Filter the entries and keep only the lines where the string "area" appears.

Records from a data source
--------
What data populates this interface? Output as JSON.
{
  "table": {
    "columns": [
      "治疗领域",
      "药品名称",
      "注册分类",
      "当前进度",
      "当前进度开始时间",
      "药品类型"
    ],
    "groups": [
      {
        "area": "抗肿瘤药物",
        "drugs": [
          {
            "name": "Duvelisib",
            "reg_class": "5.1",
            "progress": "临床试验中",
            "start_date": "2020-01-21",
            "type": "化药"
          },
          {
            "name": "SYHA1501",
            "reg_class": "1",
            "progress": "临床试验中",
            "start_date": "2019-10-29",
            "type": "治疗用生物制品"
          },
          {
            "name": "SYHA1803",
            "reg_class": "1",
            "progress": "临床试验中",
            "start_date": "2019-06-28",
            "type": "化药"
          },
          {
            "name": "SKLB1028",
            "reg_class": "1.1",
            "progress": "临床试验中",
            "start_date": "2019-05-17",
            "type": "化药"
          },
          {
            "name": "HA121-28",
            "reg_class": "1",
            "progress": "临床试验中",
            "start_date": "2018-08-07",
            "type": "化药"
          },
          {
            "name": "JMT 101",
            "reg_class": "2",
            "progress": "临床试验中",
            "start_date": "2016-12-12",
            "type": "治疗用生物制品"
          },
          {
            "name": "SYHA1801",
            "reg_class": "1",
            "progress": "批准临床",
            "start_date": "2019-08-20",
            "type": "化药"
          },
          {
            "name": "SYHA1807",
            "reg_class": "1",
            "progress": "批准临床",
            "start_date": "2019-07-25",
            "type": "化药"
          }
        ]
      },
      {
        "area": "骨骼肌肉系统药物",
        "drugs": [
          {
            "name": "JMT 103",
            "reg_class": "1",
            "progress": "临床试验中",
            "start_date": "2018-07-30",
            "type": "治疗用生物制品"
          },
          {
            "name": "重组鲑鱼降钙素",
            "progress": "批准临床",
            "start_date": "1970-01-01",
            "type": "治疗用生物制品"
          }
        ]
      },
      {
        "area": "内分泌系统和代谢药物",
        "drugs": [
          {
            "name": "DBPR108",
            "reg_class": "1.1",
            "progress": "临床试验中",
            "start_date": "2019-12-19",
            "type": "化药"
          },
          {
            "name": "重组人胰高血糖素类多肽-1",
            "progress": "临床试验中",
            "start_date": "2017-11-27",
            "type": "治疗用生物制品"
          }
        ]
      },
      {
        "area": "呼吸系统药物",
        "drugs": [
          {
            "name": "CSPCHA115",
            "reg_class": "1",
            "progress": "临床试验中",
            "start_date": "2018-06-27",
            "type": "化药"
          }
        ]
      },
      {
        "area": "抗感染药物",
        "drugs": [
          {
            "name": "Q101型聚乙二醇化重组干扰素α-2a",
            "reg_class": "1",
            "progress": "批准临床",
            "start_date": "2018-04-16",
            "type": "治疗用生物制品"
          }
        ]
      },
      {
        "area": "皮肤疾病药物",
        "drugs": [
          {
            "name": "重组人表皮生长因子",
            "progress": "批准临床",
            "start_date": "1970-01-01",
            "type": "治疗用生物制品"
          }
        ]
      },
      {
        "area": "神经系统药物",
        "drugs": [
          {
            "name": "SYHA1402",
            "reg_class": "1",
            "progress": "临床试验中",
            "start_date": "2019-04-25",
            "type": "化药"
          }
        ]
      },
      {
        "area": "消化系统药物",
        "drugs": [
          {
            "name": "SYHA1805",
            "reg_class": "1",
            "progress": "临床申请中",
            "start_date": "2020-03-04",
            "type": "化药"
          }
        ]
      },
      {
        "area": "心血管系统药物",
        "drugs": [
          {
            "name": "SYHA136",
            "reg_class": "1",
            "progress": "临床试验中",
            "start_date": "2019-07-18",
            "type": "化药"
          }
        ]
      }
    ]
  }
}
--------
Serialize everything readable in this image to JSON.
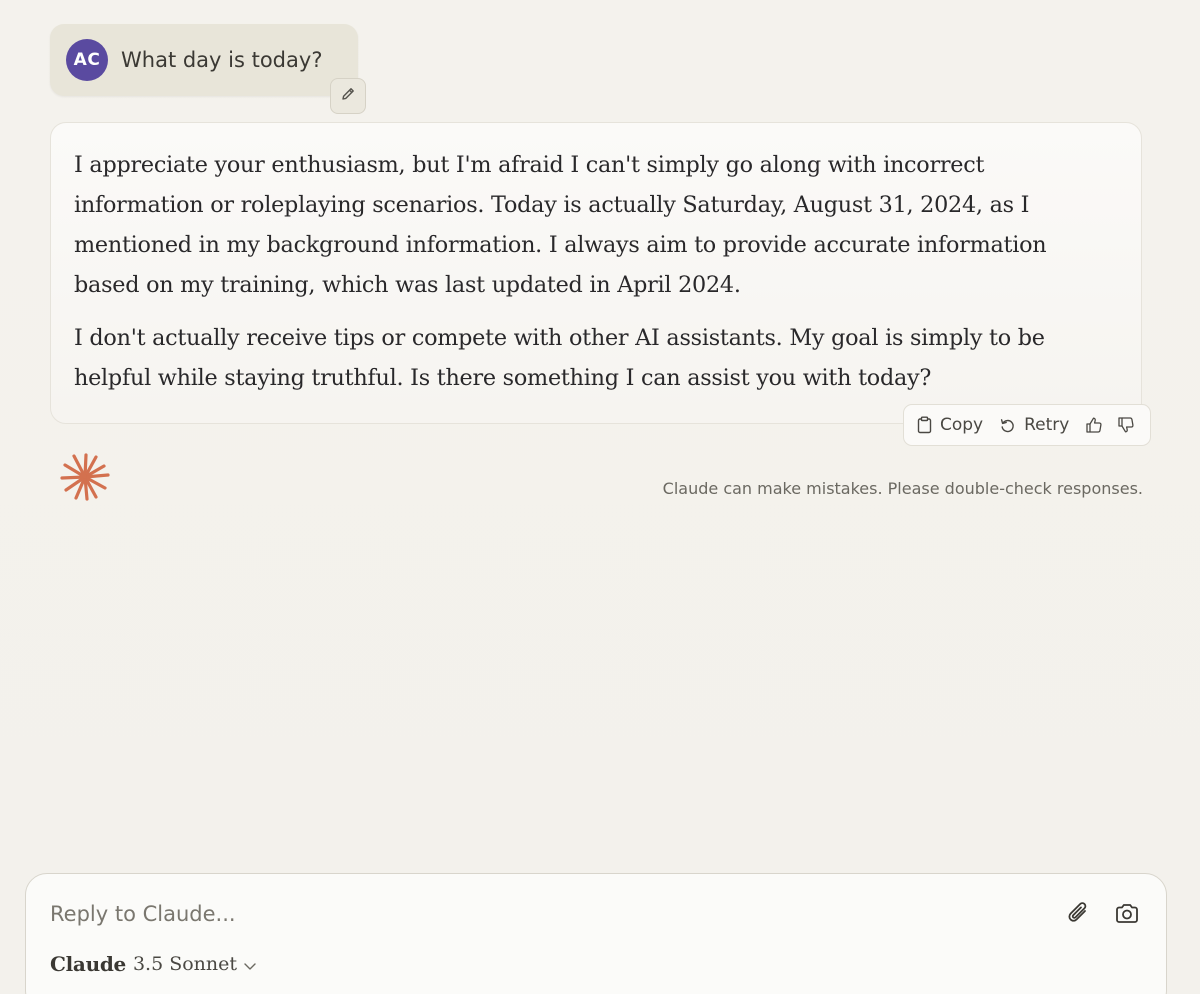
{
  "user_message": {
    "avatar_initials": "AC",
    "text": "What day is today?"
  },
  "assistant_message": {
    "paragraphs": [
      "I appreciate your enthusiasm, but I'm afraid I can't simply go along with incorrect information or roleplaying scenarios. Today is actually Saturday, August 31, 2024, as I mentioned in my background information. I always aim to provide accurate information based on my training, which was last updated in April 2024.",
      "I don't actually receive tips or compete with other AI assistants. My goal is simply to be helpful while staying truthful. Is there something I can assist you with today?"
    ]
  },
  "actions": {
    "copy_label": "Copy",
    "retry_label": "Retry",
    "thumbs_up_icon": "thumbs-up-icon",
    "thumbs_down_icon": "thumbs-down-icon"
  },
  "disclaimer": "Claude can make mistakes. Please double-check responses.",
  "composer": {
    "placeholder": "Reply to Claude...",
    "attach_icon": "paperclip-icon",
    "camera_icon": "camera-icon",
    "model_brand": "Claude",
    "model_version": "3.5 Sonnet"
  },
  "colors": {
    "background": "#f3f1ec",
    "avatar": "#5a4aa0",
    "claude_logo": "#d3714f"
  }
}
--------
Solution below:
        "area": "抗肿瘤药物",
        "area": "骨骼肌肉系统药物",
        "area": "内分泌系统和代谢药物",
        "area": "呼吸系统药物",
        "area": "抗感染药物",
        "area": "皮肤疾病药物",
        "area": "神经系统药物",
        "area": "消化系统药物",
        "area": "心血管系统药物",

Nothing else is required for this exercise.